▶ **Work to complete**: Your response should consist of the entries below, written out exactly.

Collection entries
┌──

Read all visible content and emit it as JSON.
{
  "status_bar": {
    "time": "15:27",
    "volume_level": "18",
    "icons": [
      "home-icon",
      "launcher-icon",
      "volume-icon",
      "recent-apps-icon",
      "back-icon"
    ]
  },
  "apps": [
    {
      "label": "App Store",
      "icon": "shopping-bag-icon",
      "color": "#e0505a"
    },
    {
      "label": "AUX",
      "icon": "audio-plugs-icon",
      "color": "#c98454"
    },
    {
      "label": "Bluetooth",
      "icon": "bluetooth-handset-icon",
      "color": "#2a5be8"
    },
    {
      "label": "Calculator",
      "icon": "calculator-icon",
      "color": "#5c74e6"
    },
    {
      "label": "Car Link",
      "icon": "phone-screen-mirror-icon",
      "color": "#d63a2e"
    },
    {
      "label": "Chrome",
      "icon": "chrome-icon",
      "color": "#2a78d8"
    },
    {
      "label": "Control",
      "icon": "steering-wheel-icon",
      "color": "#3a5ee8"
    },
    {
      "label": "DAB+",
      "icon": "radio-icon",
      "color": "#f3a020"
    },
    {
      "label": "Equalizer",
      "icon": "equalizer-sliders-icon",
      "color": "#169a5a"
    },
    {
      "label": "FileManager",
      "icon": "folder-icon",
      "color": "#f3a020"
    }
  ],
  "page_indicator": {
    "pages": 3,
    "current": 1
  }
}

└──

▶ **Output for this exercise**:
Read all visible content and emit it as JSON.
{
  "status_bar": {
    "time": "15:27",
    "volume_level": "18",
    "icons": [
      "home-icon",
      "launcher-icon",
      "volume-icon",
      "recent-apps-icon",
      "back-icon"
    ]
  },
  "apps": [
    {
      "label": "App Store",
      "icon": "shopping-bag-icon",
      "color": "#e0505a"
    },
    {
      "label": "AUX",
      "icon": "audio-plugs-icon",
      "color": "#c98454"
    },
    {
      "label": "Bluetooth",
      "icon": "bluetooth-handset-icon",
      "color": "#2a5be8"
    },
    {
      "label": "Calculator",
      "icon": "calculator-icon",
      "color": "#5c74e6"
    },
    {
      "label": "Car Link",
      "icon": "phone-screen-mirror-icon",
      "color": "#d63a2e"
    },
    {
      "label": "Chrome",
      "icon": "chrome-icon",
      "color": "#2a78d8"
    },
    {
      "label": "Control",
      "icon": "steering-wheel-icon",
      "color": "#3a5ee8"
    },
    {
      "label": "DAB+",
      "icon": "radio-icon",
      "color": "#f3a020"
    },
    {
      "label": "Equalizer",
      "icon": "equalizer-sliders-icon",
      "color": "#169a5a"
    },
    {
      "label": "FileManager",
      "icon": "folder-icon",
      "color": "#f3a020"
    }
  ],
  "page_indicator": {
    "pages": 3,
    "current": 1
  }
}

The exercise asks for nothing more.